FACULTY SEMINAR SERIES
The GIMPA Faculty of Law invites you to our Faculty Seminar Series (FSS).
MR. EDMUND AMARKWEI FOLEY – Lecturer, GIMPA Faculty of Law
TITLE OF PAPER:
THE GAMBIAN ELECTORAL CRISIS: A HUMAN RIGHTS PERSPECTIVE?
Wednesday, 12th April, 2017
4:30pm – 6:00pm
Faculty of Law, Moot Court Auditorium
MRS. BRIGITTE AINUSON– Lecturer, GIMPA Faculty of Law
All are cordially invited.
The Gambian Electoral Crisis: A Human Rights Perspective
Edmund Amarkwei Foley
In December 2016, Gambians went to the polls to elect a new President. The months leading up to the elections had been characterised with bold attempts by the Gambian populace to demand a better democratic culture in the country and economic development which had waned under President YahyaJammeh. The voices of opposition were unsurprisingly met with force from the repressive and dictatorial regime of Jammeh, notably the incarceration of leading opposition leader, OusainooDarboe and the death in detention of Solo Sandeng. The elections were therefore billed as a turning point for the Gambian, a ‘make-or-break’ decider for the future of the country. At the end of the polls, an unknown political figure, Adama Barrow, on whom the lot fell to lead the coalition of opposition forces, emerged as the winner. The atmosphere in the country was euphoric, yet one of caution as Gambians and the world waited with bated breath to hear Jammeh’s response to his defeat. Jammeh publicly accepted defeat and congratulated Adama Barrow, pledging his support. The feared despot was praised for his show of statesmanship and his commitment to ensuring a smooth and democratic transition. The skeptics were however not convinced and were soon proved right when Jammeh made a U-turn and refused to accept the results, retracting his earlier concession. He argued that he had uncovered some evidence showing irregularities in the polls. The ensuing days were to witness a series of interesting events: closure of the Electoral Commission’s Office and placing it under guard, the flight of the Electoral Commission Chair into exile in Senegal, filing of an election petition in Gambia’s Supreme Court by Jammeh, declaration of a state of emergency by Jammeh with the fiat of the National Assembly and a flurry of diplomatic activity by ECOWAS and the AU to get Jammeh to leave office peacefully by 18th January, 2017. With a cocktail of peaceful negotiations, threat of military intervention and unity of purpose by the triad of ECOWAS, AU and UN, Jammeh flew out of the Gambia to Equatorial Guinea with his ‘presidential effects’ on the eve of 18th January 2017 as his successor was being sworn into office at the Gambian Embassy in Dakar, Senegal next door.

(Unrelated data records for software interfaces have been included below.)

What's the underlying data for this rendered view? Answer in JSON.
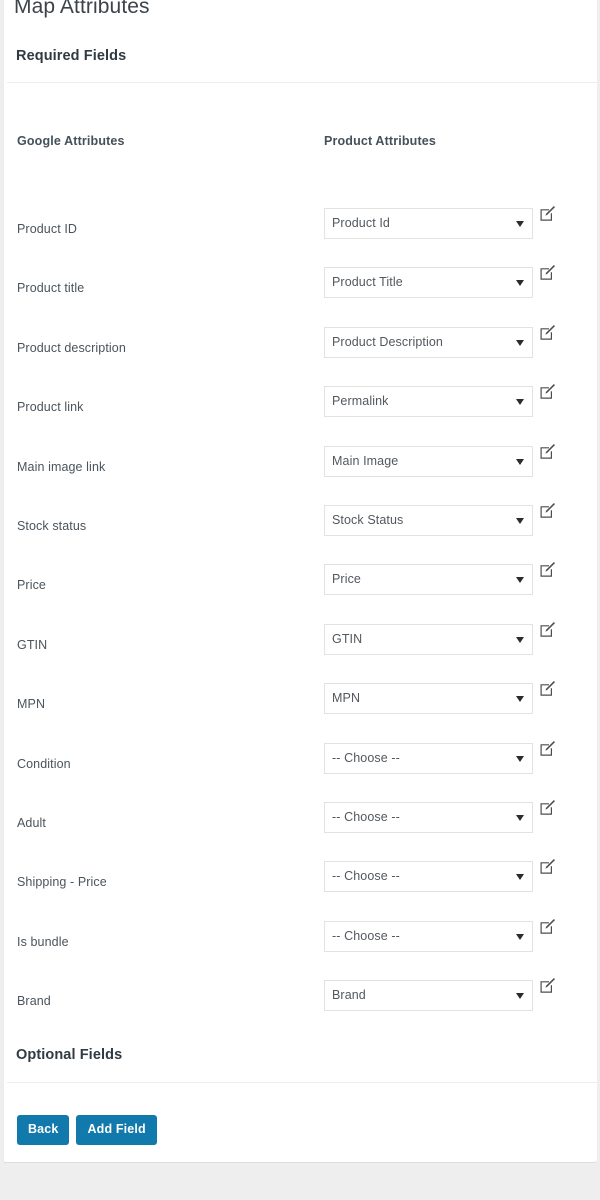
{
  "page": {
    "title": "Map Attributes",
    "background_color": "#eeeeee",
    "card_color": "#ffffff"
  },
  "sections": {
    "required_label": "Required Fields",
    "optional_label": "Optional Fields"
  },
  "table": {
    "headers": {
      "google": "Google Attributes",
      "product": "Product Attributes"
    },
    "rows": [
      {
        "google_attribute": "Product ID",
        "product_attribute": "Product Id",
        "edit_icon": "edit-pencil-square-icon"
      },
      {
        "google_attribute": "Product title",
        "product_attribute": "Product Title",
        "edit_icon": "edit-pencil-square-icon"
      },
      {
        "google_attribute": "Product description",
        "product_attribute": "Product Description",
        "edit_icon": "edit-pencil-square-icon"
      },
      {
        "google_attribute": "Product link",
        "product_attribute": "Permalink",
        "edit_icon": "edit-pencil-square-icon"
      },
      {
        "google_attribute": "Main image link",
        "product_attribute": "Main Image",
        "edit_icon": "edit-pencil-square-icon"
      },
      {
        "google_attribute": "Stock status",
        "product_attribute": "Stock Status",
        "edit_icon": "edit-pencil-square-icon"
      },
      {
        "google_attribute": "Price",
        "product_attribute": "Price",
        "edit_icon": "edit-pencil-square-icon"
      },
      {
        "google_attribute": "GTIN",
        "product_attribute": "GTIN",
        "edit_icon": "edit-pencil-square-icon"
      },
      {
        "google_attribute": "MPN",
        "product_attribute": "MPN",
        "edit_icon": "edit-pencil-square-icon"
      },
      {
        "google_attribute": "Condition",
        "product_attribute": "-- Choose --",
        "edit_icon": "edit-pencil-square-icon"
      },
      {
        "google_attribute": "Adult",
        "product_attribute": "-- Choose --",
        "edit_icon": "edit-pencil-square-icon"
      },
      {
        "google_attribute": "Shipping - Price",
        "product_attribute": "-- Choose --",
        "edit_icon": "edit-pencil-square-icon"
      },
      {
        "google_attribute": "Is bundle",
        "product_attribute": "-- Choose --",
        "edit_icon": "edit-pencil-square-icon"
      },
      {
        "google_attribute": "Brand",
        "product_attribute": "Brand",
        "edit_icon": "edit-pencil-square-icon"
      }
    ]
  },
  "footer": {
    "buttons": [
      {
        "label": "Back",
        "name": "back-button",
        "color": "#1179ab"
      },
      {
        "label": "Add Field",
        "name": "add-field-button",
        "color": "#1179ab"
      }
    ]
  }
}
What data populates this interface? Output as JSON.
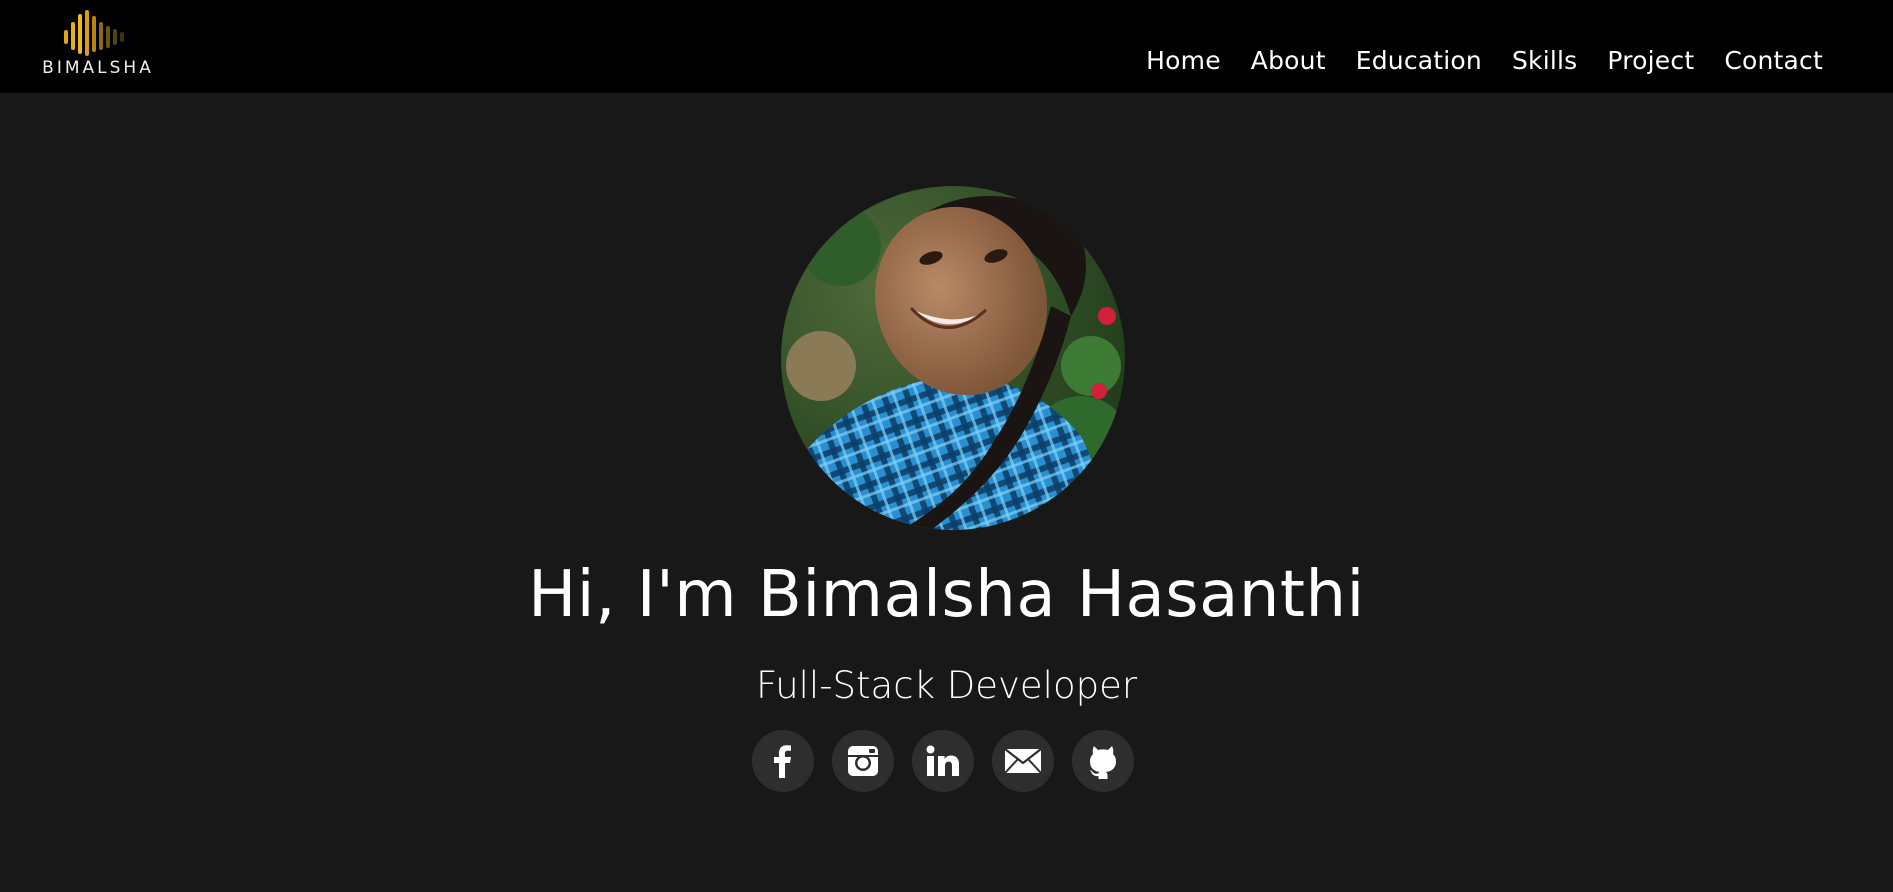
{
  "brand": {
    "logo_text": "BIMALSHA",
    "logo_icon": "soundwave-bars-icon",
    "accent": "#d4a017"
  },
  "nav": {
    "items": [
      {
        "label": "Home"
      },
      {
        "label": "About"
      },
      {
        "label": "Education"
      },
      {
        "label": "Skills"
      },
      {
        "label": "Project"
      },
      {
        "label": "Contact"
      }
    ]
  },
  "hero": {
    "headline": "Hi, I'm Bimalsha Hasanthi",
    "subtitle": "Full-Stack Developer",
    "avatar": "profile-photo"
  },
  "socials": [
    {
      "icon": "facebook-icon"
    },
    {
      "icon": "instagram-icon"
    },
    {
      "icon": "linkedin-icon"
    },
    {
      "icon": "email-icon"
    },
    {
      "icon": "github-icon"
    }
  ],
  "colors": {
    "navbar_bg": "#000000",
    "page_bg": "#181818",
    "social_bg": "#2e2e2e",
    "text": "#ffffff"
  }
}
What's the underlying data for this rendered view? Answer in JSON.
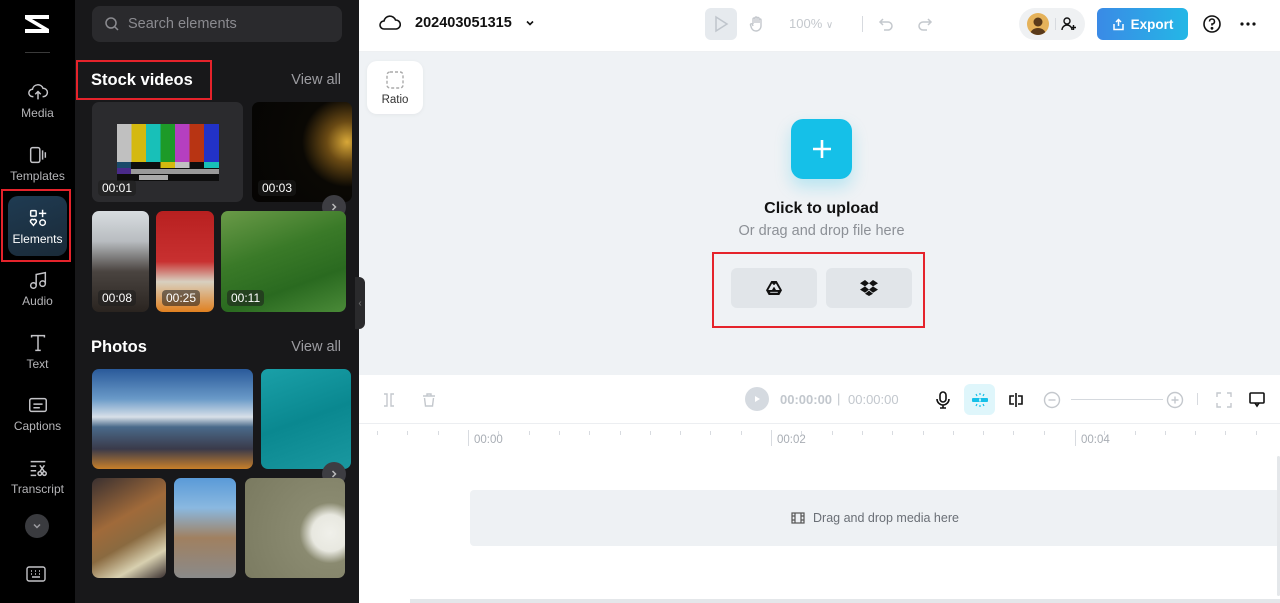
{
  "rail": {
    "items": [
      {
        "label": "Media",
        "icon": "cloud-upload-icon"
      },
      {
        "label": "Templates",
        "icon": "templates-icon"
      },
      {
        "label": "Elements",
        "icon": "elements-icon",
        "active": true
      },
      {
        "label": "Audio",
        "icon": "music-note-icon"
      },
      {
        "label": "Text",
        "icon": "text-icon"
      },
      {
        "label": "Captions",
        "icon": "captions-icon"
      },
      {
        "label": "Transcript",
        "icon": "transcript-icon"
      }
    ]
  },
  "panel": {
    "search_placeholder": "Search elements",
    "stock_videos": {
      "title": "Stock videos",
      "view_all": "View all",
      "items": [
        {
          "duration": "00:01",
          "desc": "color bars test pattern"
        },
        {
          "duration": "00:03",
          "desc": "gold particles"
        },
        {
          "duration": "00:08",
          "desc": "typing on laptop"
        },
        {
          "duration": "00:25",
          "desc": "man presenting"
        },
        {
          "duration": "00:11",
          "desc": "tea plantation"
        }
      ]
    },
    "photos": {
      "title": "Photos",
      "view_all": "View all",
      "items": [
        {
          "desc": "city skyline at sunset"
        },
        {
          "desc": "boat on turquoise sea"
        },
        {
          "desc": "tacos on board"
        },
        {
          "desc": "european street"
        },
        {
          "desc": "white puppy on grass"
        }
      ]
    }
  },
  "topbar": {
    "project_name": "202403051315",
    "zoom_level": "100%",
    "export_label": "Export"
  },
  "canvas": {
    "ratio_label": "Ratio",
    "upload_title": "Click to upload",
    "upload_subtitle": "Or drag and drop file here",
    "cloud_sources": [
      "Google Drive",
      "Dropbox"
    ]
  },
  "timeline": {
    "current_time": "00:00:00",
    "separator": "|",
    "total_time": "00:00:00",
    "ruler_labels": [
      "00:00",
      "00:02",
      "00:04"
    ],
    "drop_text": "Drag and drop media here"
  },
  "colors": {
    "accent": "#15c0e8",
    "export_start": "#3a8ae6",
    "export_end": "#24b7e6",
    "highlight": "#e5232b"
  }
}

This paper evaluates the Gambian election and its aftermath, leading up to the exit of one of African’s longest reigning leaders, YahyaJammeh. The evaluation is done from a rights-based perspective, focusing on contextualising the right to vote and the right to participate in one’s government as provided for in the International Covenant on Civil and Political Rights (ICCPR) and the African Charter on Human and Peoples’ Rights (ACHPR), both of which have been ratified by The Gambia. The paper then takes a critical look at the issue of implementation of human rights and argues the pros and cons of the intervention by the triad (ECOWAS, AU and UN), in enforcing this right, both overtly and tangentially.
Please send any suggestions, requests to sponsor, etc to any of the following:
Mr. Kofi Abotsi – (Dean, Faculty of Law):firstname.lastname@example.org
Mrs. Clara B. Kasser-Tee – (Chairperson, Seminar Committee): email@example.com
Mr. Edmund Foley – (Member, Seminar Committee): firstname.lastname@example.org
Mr. Victor Brobbey - (Member, Seminar Committee): email@example.com